DATASET RECORDS Block Start

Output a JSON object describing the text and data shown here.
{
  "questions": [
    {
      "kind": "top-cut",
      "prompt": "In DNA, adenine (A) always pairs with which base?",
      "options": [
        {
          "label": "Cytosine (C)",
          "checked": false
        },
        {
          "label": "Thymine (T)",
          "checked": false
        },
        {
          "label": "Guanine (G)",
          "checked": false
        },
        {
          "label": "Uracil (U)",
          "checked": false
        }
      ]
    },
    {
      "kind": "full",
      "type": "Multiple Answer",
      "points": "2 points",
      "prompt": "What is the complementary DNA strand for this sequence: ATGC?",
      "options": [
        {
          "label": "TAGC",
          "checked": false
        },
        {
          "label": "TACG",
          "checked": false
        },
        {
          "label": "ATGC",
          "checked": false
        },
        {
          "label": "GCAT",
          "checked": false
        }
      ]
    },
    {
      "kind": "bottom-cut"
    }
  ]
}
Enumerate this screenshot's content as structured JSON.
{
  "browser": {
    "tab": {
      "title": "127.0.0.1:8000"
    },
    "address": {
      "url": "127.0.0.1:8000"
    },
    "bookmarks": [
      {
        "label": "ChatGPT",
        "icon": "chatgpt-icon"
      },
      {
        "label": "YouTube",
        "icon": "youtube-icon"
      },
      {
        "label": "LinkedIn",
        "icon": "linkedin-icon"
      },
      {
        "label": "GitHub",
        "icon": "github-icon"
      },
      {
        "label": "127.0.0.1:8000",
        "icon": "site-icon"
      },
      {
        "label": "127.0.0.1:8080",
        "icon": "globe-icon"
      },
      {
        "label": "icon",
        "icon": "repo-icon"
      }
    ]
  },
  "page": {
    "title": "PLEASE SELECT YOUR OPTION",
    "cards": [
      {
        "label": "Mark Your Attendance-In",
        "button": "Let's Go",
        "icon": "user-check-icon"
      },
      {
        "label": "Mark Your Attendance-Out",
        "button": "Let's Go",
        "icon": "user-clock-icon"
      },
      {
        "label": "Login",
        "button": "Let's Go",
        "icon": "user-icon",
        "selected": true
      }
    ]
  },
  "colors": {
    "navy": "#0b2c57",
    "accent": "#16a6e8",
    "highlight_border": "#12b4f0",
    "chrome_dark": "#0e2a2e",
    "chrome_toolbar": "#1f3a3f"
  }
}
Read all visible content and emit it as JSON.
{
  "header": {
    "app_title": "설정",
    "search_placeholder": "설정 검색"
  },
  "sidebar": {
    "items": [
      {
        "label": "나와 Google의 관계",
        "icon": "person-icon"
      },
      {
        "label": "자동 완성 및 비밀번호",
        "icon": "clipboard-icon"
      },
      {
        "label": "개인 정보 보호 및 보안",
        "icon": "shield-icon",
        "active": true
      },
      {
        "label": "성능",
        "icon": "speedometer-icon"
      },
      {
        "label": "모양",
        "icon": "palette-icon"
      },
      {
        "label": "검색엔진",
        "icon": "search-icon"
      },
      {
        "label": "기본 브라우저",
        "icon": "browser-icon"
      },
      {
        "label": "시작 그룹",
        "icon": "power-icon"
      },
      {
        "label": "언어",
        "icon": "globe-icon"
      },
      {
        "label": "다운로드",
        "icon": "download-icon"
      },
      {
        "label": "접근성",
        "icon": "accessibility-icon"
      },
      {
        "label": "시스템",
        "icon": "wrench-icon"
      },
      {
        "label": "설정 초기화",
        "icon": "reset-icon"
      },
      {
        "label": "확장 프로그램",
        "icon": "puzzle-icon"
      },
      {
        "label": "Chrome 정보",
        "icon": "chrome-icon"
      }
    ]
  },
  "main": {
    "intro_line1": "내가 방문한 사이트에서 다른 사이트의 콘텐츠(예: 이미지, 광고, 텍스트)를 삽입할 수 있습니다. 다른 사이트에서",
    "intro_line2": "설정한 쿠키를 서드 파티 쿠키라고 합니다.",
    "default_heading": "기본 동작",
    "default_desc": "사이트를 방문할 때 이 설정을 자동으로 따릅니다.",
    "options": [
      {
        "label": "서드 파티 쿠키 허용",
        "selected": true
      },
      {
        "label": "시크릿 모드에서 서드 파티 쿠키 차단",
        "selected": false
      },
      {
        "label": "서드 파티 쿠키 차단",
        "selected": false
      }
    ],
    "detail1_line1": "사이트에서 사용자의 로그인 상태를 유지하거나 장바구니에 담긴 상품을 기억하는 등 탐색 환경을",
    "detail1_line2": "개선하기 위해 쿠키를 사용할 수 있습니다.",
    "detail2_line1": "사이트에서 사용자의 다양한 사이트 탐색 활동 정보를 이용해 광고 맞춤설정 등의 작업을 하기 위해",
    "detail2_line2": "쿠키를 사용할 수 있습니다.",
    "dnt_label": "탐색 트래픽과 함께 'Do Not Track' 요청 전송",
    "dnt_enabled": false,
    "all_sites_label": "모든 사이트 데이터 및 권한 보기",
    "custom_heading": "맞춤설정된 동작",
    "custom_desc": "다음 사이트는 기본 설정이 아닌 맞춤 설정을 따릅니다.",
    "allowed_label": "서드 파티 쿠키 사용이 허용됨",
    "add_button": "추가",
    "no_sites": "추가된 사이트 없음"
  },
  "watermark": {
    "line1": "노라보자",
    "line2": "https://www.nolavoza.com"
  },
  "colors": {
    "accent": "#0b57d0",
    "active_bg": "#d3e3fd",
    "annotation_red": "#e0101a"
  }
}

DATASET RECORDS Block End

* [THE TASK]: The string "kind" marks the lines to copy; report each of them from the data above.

* [TASK ANSWER]:
      "kind": "top-cut",
      "kind": "full",
      "kind": "bottom-cut"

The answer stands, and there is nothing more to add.